[Opening SUPPLIED ENTRIES section]
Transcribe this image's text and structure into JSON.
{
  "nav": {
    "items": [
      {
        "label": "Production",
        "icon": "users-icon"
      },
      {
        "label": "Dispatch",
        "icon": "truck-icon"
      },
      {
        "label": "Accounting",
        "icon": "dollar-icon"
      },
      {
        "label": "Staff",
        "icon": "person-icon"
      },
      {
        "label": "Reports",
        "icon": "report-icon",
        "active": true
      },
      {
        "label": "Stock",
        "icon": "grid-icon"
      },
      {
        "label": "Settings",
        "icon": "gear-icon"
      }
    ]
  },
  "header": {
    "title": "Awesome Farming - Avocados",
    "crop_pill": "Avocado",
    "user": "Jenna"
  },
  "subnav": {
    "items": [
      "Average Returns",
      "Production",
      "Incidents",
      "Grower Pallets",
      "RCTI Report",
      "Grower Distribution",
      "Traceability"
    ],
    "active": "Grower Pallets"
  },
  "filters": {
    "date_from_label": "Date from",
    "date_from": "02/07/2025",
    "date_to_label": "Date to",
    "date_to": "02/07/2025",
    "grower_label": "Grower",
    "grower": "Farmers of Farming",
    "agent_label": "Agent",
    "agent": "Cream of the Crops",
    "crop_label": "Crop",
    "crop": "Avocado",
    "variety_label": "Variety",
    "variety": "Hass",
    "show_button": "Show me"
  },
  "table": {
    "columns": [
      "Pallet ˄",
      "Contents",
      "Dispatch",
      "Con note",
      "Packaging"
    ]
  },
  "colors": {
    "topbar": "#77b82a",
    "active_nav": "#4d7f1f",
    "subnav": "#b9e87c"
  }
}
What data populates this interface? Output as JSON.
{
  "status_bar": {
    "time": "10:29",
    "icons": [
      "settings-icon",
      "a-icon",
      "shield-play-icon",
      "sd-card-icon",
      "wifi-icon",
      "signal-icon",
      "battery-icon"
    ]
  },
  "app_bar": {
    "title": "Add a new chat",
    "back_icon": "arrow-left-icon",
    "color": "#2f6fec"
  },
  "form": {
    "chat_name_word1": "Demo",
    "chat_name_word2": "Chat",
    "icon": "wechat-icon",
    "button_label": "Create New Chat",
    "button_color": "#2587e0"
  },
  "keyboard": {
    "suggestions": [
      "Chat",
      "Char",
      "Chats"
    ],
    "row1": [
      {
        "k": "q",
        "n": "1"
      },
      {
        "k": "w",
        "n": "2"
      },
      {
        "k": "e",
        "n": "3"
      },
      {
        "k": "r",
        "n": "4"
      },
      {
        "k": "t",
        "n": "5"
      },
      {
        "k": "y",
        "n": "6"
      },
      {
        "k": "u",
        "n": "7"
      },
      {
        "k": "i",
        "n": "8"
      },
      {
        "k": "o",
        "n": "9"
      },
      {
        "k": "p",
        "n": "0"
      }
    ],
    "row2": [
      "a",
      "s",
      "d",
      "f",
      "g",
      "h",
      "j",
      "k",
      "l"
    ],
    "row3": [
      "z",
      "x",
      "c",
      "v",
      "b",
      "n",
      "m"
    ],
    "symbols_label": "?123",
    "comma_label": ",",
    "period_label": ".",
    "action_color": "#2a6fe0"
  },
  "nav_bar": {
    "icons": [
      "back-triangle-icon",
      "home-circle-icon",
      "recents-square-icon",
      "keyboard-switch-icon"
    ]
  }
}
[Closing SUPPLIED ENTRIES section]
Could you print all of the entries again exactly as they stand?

(SOLUTION FOR THIS EXERCISE)
Transcribe this image's text and structure into JSON.
{
  "nav": {
    "items": [
      {
        "label": "Production",
        "icon": "users-icon"
      },
      {
        "label": "Dispatch",
        "icon": "truck-icon"
      },
      {
        "label": "Accounting",
        "icon": "dollar-icon"
      },
      {
        "label": "Staff",
        "icon": "person-icon"
      },
      {
        "label": "Reports",
        "icon": "report-icon",
        "active": true
      },
      {
        "label": "Stock",
        "icon": "grid-icon"
      },
      {
        "label": "Settings",
        "icon": "gear-icon"
      }
    ]
  },
  "header": {
    "title": "Awesome Farming - Avocados",
    "crop_pill": "Avocado",
    "user": "Jenna"
  },
  "subnav": {
    "items": [
      "Average Returns",
      "Production",
      "Incidents",
      "Grower Pallets",
      "RCTI Report",
      "Grower Distribution",
      "Traceability"
    ],
    "active": "Grower Pallets"
  },
  "filters": {
    "date_from_label": "Date from",
    "date_from": "02/07/2025",
    "date_to_label": "Date to",
    "date_to": "02/07/2025",
    "grower_label": "Grower",
    "grower": "Farmers of Farming",
    "agent_label": "Agent",
    "agent": "Cream of the Crops",
    "crop_label": "Crop",
    "crop": "Avocado",
    "variety_label": "Variety",
    "variety": "Hass",
    "show_button": "Show me"
  },
  "table": {
    "columns": [
      "Pallet ˄",
      "Contents",
      "Dispatch",
      "Con note",
      "Packaging"
    ]
  },
  "colors": {
    "topbar": "#77b82a",
    "active_nav": "#4d7f1f",
    "subnav": "#b9e87c"
  }
}
What data populates this interface? Output as JSON.
{
  "status_bar": {
    "time": "10:29",
    "icons": [
      "settings-icon",
      "a-icon",
      "shield-play-icon",
      "sd-card-icon",
      "wifi-icon",
      "signal-icon",
      "battery-icon"
    ]
  },
  "app_bar": {
    "title": "Add a new chat",
    "back_icon": "arrow-left-icon",
    "color": "#2f6fec"
  },
  "form": {
    "chat_name_word1": "Demo",
    "chat_name_word2": "Chat",
    "icon": "wechat-icon",
    "button_label": "Create New Chat",
    "button_color": "#2587e0"
  },
  "keyboard": {
    "suggestions": [
      "Chat",
      "Char",
      "Chats"
    ],
    "row1": [
      {
        "k": "q",
        "n": "1"
      },
      {
        "k": "w",
        "n": "2"
      },
      {
        "k": "e",
        "n": "3"
      },
      {
        "k": "r",
        "n": "4"
      },
      {
        "k": "t",
        "n": "5"
      },
      {
        "k": "y",
        "n": "6"
      },
      {
        "k": "u",
        "n": "7"
      },
      {
        "k": "i",
        "n": "8"
      },
      {
        "k": "o",
        "n": "9"
      },
      {
        "k": "p",
        "n": "0"
      }
    ],
    "row2": [
      "a",
      "s",
      "d",
      "f",
      "g",
      "h",
      "j",
      "k",
      "l"
    ],
    "row3": [
      "z",
      "x",
      "c",
      "v",
      "b",
      "n",
      "m"
    ],
    "symbols_label": "?123",
    "comma_label": ",",
    "period_label": ".",
    "action_color": "#2a6fe0"
  },
  "nav_bar": {
    "icons": [
      "back-triangle-icon",
      "home-circle-icon",
      "recents-square-icon",
      "keyboard-switch-icon"
    ]
  }
}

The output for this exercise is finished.